- EXERCISE INSTRUCTIONS
Work through the data line by line, gathering every line that has the word "eSIM".

- THE RECORDS

──────

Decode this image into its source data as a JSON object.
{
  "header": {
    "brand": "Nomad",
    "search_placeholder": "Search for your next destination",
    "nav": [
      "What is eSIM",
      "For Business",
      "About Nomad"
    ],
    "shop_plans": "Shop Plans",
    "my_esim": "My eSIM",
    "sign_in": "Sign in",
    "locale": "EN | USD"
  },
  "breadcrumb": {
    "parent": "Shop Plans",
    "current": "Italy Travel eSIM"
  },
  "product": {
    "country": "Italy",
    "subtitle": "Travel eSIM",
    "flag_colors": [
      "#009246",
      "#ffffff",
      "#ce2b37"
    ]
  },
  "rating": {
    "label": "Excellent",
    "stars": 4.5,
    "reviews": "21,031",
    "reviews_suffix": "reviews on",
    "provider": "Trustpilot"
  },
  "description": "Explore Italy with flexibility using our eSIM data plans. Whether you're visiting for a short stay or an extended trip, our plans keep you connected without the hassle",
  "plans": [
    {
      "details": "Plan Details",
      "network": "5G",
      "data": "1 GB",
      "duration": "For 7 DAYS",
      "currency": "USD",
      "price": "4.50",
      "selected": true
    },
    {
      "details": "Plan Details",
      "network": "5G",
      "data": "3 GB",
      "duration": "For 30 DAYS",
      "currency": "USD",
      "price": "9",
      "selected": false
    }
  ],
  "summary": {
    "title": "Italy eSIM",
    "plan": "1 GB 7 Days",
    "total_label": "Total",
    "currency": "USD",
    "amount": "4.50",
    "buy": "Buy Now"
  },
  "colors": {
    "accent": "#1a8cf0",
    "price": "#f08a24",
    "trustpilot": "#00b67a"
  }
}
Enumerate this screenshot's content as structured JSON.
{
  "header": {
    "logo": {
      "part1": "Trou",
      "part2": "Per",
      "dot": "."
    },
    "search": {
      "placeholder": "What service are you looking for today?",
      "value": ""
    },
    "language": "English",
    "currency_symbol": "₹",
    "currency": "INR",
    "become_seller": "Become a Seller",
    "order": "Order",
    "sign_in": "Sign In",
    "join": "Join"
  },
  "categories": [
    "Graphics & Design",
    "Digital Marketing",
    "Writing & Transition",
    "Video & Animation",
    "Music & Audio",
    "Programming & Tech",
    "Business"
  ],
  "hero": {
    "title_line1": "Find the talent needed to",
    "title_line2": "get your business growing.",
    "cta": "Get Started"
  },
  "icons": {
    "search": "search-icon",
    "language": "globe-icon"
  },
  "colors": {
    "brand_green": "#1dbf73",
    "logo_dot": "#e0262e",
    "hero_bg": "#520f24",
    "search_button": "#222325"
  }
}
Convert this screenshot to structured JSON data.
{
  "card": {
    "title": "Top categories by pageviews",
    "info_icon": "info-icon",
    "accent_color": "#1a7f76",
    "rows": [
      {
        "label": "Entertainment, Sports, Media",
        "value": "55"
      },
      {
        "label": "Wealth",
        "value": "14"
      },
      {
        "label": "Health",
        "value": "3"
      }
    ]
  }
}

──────

- THE ANSWER
      "What is eSIM",
    "my_esim": "My eSIM",
    "current": "Italy Travel eSIM"
    "subtitle": "Travel eSIM",
  "description": "Explore Italy with flexibility using our eSIM data plans. Whether you're visiting for a short stay or an extended trip, our plans keep you connected without the hassle",
    "title": "Italy eSIM",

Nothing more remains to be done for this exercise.